REQUIRED ACTION: Scan the data below for lines holding the word "旅游口语", and copy each line found.

-*-*-

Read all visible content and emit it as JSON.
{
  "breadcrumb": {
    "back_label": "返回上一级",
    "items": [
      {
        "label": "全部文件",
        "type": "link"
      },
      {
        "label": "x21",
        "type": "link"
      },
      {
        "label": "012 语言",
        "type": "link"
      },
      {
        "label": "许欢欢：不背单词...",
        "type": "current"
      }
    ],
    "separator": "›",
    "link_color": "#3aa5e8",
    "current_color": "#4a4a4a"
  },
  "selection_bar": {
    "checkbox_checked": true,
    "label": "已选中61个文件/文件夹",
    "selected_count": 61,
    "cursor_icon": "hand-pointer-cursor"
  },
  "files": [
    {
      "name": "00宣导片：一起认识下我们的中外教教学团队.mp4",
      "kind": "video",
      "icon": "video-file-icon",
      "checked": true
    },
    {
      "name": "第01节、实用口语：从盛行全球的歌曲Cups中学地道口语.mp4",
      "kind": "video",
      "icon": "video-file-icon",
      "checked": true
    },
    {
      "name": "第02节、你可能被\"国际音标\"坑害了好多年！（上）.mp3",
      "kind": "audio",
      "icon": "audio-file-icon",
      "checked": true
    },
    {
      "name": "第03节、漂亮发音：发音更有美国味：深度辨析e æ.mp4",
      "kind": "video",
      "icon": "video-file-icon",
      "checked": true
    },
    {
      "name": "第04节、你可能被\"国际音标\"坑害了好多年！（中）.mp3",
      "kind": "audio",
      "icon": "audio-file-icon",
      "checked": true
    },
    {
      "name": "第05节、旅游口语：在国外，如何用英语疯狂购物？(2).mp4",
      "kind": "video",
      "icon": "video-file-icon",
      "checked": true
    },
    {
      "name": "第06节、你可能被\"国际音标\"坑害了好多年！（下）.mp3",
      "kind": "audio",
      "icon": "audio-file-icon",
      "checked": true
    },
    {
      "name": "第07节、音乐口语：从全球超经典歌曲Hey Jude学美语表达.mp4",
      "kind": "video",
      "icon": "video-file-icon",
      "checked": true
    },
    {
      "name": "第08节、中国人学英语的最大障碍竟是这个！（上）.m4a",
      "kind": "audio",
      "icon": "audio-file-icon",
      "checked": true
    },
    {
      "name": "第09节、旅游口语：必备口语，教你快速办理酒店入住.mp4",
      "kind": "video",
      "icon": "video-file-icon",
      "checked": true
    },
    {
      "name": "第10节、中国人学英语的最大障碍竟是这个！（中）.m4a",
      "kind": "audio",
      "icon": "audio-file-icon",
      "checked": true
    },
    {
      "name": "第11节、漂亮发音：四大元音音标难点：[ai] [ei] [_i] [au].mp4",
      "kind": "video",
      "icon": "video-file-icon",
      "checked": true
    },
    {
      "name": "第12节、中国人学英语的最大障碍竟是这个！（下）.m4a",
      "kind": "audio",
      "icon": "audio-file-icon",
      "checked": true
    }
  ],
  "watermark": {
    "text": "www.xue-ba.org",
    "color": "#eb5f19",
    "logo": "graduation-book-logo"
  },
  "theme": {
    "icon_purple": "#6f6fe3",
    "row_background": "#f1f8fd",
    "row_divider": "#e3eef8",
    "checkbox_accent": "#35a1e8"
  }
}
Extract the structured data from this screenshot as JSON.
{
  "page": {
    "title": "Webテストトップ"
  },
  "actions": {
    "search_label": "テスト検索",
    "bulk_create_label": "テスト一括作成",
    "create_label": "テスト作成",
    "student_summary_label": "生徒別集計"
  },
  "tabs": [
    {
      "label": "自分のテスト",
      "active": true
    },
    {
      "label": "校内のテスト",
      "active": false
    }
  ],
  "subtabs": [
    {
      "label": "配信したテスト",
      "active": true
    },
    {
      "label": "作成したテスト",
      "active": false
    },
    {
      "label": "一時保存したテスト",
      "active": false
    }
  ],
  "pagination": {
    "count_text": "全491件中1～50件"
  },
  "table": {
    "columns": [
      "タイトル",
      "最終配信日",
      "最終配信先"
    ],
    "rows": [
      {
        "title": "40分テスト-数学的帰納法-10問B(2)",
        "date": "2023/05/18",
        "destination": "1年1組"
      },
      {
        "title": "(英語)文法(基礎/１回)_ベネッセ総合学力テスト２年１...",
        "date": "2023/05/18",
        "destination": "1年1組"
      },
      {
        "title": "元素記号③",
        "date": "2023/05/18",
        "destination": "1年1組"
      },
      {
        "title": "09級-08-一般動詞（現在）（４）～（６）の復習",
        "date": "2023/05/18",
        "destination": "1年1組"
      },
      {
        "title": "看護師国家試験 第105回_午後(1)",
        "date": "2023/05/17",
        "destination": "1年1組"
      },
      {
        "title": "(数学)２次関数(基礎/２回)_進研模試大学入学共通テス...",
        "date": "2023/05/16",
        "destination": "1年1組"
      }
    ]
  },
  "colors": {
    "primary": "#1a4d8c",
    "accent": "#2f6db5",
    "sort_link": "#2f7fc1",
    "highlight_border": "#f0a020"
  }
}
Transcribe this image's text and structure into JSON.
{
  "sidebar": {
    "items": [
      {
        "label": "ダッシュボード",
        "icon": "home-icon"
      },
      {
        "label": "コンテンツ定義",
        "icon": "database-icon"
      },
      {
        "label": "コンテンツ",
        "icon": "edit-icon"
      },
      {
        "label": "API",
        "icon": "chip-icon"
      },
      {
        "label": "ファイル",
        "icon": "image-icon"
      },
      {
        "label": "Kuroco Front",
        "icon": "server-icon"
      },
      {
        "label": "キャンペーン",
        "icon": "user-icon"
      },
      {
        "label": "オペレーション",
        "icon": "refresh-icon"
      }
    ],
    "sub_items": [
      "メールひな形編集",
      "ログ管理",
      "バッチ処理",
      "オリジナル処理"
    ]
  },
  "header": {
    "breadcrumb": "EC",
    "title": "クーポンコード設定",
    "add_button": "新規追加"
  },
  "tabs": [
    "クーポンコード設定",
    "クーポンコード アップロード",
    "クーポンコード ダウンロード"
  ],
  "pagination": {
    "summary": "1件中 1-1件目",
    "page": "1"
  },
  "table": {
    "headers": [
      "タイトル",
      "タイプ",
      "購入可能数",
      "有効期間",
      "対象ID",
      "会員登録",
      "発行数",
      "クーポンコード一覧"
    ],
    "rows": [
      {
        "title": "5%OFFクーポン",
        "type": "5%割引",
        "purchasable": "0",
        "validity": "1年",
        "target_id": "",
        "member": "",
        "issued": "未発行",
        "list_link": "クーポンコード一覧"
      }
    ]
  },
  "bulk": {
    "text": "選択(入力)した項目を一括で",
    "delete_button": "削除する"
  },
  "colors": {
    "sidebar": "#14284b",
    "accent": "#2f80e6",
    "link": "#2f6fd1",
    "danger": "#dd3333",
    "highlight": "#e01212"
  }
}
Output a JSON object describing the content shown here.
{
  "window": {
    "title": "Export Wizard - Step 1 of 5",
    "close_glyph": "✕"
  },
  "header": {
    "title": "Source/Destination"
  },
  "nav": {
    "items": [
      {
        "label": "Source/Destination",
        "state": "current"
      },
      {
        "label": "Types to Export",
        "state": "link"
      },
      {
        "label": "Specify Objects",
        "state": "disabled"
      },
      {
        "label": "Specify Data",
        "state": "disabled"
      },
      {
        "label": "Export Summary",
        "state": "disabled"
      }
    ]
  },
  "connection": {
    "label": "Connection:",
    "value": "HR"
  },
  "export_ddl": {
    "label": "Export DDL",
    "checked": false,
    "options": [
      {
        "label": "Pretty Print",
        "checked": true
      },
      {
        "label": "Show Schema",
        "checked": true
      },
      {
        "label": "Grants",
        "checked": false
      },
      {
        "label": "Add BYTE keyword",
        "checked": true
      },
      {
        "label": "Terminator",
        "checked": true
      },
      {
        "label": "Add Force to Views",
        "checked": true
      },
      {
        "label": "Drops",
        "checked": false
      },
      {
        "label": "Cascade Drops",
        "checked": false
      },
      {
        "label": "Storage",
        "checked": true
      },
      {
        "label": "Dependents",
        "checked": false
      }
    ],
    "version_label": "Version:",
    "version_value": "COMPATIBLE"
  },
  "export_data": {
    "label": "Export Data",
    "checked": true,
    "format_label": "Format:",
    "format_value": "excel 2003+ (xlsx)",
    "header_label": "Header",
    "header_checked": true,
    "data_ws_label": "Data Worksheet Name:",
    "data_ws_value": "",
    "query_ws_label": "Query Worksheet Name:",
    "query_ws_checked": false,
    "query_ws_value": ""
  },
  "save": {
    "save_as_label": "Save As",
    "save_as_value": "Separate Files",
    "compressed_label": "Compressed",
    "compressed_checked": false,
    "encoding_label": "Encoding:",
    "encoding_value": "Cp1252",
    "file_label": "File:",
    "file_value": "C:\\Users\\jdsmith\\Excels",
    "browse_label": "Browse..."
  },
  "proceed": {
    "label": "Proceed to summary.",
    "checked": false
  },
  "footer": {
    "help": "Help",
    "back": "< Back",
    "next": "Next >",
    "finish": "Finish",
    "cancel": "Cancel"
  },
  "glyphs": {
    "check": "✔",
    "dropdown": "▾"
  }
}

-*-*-

REPLY:
      "name": "第05节、旅游口语：在国外，如何用英语疯狂购物？(2).mp4",
      "name": "第09节、旅游口语：必备口语，教你快速办理酒店入住.mp4",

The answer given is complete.